But what I found myself enjoying most in this re-read of Mellers’ work were his insights into the Beatles’ psyches as composers. His discussion of the thinking fueling the composing of John Paul, and George, provided by his analysis of their early solo compositions, provides some of the best writing in the book. His approach to Paul’s first two solo albums, McCartney and Ram, focuses on McCartney’s technical skills as a musician and his decision to retreat from the complexities of his life into composing as external act meant to amuse and entertain:
Paul… is more impressive in purely, or one should say conventionally, musical skills. His art is lyrical and extrovert, relatively uncontorted even when fierce, and he’s prone to non-personal narrative and balladic songs….. McCartney seems to have made this Arcadia, this ‘mirror image of the real world, where birds sing, and lyrics grow on trees….’ The components of Paul’s songs are lovingly assembled like the parts in a vintage car…. Their excellence is how they are put together; all the pieces fit beautifully.
John’s artistic impulse came from a far different place:
John’s art is introvert and more intense, his verses frequently being concerned with personal experience…. Lennon’s ‘underground’ songs start from words, which stimulate a music both primitive and deeply melancholy. The music… discovers a new and deeper meaning…. The powerful effect of these solo Lennon solo songs is even more than normally misrepresented by any attempt at written notation: this is ‘oral’ music that can be realized only by way of oral techniques.
He then follows this with an insight that makes any McCartney fan wince slightly:
…whereas Paul’s innocently sophisticated musicianship wouldn’t be likely to develop without qualities analogous to John’s experience, John’s experience could and would acquire the musicianship it needed….
And then there’s George, whom Mellers sees as a talent in his own right though of a different quality than Lennon or McCartney:
Harrison [is] a real composer, with an identity very different than Lennon or McCartney…. He hasn’t their priceless gift for the inevitably memorable tune, nor their wit, their unexpectedly mature recognition of ‘others modes of experience that may be possible’; indeed his songs are almost never funny, though they are sometimes blithe. Nonetheless, his feeling for a runic, magical poetry and his exploration of harmonic and tonal mysteries are both personal and poignant; and it would seem that, in his quieter way, he knows what he wants and has in him to do.
About Ringo Mellers offers an analysis that will ring true for even the most casual Beatles fan:
…his contribution to the group had always been his sterling commonness, a gruffness and bluffness that yet made him lovable….

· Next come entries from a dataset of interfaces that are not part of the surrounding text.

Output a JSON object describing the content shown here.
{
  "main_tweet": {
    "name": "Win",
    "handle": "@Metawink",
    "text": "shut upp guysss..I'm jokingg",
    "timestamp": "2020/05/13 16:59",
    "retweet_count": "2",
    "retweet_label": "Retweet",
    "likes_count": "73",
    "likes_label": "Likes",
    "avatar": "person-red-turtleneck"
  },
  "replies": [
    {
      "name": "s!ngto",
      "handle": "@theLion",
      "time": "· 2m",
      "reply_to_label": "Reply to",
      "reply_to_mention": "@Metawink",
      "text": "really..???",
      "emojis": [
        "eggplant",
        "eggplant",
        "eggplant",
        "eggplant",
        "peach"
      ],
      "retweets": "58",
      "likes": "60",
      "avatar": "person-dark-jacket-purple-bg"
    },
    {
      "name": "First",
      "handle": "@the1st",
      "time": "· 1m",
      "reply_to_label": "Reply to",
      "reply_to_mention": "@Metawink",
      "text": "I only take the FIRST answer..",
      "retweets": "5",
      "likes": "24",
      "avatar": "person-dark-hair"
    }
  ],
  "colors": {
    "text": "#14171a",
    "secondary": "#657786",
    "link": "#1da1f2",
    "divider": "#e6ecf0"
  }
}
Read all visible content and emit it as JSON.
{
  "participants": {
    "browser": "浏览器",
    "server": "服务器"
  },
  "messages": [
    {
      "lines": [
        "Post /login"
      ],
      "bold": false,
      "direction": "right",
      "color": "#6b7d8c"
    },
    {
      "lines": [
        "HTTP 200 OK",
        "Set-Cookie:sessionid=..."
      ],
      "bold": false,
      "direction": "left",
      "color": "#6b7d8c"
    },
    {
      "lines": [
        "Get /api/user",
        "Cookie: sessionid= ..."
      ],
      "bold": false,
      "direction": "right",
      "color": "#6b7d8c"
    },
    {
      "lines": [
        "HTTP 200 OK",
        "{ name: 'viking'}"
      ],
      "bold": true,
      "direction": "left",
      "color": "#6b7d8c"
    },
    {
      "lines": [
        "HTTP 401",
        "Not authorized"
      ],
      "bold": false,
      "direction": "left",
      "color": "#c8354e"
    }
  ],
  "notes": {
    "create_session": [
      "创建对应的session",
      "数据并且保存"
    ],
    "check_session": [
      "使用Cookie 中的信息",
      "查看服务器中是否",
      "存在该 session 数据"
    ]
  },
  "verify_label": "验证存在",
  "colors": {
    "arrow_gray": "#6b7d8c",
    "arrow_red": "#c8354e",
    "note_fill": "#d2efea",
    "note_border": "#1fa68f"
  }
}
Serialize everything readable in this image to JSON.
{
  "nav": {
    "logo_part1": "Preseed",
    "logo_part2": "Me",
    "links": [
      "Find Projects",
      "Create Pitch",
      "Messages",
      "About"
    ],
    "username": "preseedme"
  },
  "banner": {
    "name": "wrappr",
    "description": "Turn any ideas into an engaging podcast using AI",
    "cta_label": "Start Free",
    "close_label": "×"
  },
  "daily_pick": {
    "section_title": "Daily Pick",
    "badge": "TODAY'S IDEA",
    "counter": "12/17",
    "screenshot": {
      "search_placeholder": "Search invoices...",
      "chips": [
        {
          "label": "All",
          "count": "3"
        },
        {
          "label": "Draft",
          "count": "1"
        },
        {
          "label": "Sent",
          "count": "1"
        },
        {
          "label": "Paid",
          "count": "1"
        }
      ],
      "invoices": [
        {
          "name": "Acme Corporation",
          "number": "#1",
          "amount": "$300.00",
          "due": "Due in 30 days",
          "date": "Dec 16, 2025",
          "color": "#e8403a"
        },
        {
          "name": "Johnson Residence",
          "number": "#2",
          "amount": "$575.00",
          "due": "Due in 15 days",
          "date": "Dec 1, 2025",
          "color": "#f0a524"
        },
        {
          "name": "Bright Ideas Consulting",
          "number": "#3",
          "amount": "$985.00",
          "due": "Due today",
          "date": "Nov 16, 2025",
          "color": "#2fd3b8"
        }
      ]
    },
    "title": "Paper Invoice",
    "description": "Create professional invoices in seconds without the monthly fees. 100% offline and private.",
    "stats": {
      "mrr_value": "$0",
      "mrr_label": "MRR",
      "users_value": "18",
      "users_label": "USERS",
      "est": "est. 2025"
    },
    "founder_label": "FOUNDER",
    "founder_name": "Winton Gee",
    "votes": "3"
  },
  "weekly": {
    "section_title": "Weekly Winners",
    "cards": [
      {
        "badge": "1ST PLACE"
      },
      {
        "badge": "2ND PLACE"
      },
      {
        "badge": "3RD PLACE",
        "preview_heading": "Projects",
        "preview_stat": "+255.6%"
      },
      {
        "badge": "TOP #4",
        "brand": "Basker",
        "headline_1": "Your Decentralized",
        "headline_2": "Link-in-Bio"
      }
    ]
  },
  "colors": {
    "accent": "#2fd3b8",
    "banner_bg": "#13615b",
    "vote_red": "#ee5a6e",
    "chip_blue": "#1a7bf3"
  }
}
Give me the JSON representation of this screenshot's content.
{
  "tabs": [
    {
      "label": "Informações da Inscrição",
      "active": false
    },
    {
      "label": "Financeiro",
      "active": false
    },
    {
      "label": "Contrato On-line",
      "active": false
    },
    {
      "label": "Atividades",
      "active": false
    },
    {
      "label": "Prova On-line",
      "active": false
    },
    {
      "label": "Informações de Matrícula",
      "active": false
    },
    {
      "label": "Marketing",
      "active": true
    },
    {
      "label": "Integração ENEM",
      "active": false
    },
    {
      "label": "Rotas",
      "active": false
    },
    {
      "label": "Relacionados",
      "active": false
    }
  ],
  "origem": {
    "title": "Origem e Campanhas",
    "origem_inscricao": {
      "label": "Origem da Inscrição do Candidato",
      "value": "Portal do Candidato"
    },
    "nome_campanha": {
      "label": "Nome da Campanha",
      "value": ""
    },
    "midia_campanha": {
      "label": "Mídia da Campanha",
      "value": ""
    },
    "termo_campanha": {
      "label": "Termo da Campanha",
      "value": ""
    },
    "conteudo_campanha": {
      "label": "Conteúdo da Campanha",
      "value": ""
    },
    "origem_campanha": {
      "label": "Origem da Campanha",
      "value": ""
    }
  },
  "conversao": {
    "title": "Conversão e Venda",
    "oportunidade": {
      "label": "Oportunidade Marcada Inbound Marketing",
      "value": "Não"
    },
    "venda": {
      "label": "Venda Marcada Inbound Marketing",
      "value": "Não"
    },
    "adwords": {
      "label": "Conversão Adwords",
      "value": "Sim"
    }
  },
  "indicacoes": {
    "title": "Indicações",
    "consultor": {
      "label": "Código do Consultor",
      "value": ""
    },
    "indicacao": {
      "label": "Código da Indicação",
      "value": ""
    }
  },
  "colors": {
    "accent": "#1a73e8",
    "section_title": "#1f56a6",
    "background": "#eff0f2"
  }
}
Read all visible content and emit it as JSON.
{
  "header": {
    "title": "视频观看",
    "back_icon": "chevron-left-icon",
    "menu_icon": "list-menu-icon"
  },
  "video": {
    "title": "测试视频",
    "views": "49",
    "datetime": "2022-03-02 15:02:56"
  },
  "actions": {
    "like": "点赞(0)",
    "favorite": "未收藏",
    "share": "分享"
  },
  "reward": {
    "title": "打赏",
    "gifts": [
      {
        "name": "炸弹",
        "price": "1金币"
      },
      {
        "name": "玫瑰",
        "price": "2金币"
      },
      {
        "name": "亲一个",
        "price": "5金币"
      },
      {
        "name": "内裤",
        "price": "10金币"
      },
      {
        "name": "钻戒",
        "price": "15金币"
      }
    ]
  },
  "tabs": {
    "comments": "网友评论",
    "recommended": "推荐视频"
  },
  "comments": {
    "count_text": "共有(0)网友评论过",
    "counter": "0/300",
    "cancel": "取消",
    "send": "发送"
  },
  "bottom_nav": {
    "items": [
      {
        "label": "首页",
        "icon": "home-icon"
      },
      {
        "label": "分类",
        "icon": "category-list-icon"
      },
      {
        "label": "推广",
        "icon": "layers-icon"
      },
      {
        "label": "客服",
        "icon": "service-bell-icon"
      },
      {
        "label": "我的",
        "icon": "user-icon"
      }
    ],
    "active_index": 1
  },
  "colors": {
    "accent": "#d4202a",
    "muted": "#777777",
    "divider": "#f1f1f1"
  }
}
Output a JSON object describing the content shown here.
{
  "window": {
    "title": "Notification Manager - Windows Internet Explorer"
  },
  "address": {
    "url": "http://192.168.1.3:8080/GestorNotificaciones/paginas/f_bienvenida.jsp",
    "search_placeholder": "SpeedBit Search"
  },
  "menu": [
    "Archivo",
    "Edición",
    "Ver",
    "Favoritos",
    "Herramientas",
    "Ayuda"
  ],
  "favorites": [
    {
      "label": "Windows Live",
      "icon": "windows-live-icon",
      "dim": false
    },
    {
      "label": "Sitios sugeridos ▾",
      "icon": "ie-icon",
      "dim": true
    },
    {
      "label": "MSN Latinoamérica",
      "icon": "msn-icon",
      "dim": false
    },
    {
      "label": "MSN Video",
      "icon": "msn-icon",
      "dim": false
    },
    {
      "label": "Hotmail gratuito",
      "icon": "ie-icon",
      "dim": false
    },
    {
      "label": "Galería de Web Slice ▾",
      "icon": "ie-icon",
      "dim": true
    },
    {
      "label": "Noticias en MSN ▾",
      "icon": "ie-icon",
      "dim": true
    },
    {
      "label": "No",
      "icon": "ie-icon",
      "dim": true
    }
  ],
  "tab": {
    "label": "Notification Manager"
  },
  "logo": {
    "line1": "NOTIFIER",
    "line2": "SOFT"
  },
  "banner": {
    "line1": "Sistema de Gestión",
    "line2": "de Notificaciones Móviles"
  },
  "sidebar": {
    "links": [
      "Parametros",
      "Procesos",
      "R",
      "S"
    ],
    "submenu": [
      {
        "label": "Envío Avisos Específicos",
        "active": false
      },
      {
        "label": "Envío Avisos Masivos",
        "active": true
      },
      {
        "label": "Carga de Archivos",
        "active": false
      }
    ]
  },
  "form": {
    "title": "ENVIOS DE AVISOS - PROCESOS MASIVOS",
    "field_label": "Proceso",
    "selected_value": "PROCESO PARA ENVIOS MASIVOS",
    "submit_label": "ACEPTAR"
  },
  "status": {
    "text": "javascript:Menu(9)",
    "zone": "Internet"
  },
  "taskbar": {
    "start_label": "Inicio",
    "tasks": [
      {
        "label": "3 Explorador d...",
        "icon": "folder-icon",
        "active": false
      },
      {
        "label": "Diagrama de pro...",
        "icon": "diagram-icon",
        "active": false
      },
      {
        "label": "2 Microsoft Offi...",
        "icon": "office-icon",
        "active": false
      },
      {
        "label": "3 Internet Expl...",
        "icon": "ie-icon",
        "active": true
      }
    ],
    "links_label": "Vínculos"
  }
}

Anyone who knows the Beatles’ group and solo work will readily recognize that, whatever one’s personal preference among them, Mellers understands John, Paul and George as composers and Ringo’s importance to the history of the band . And this sort of insight runs throughout Twilight of the Gods. Mellers’ exploration of the Beatles as a group and as solo artists is rich in insight; anyone who wants to understand both the musicology and the psychology of the Fab Four owes it to himself to read this book.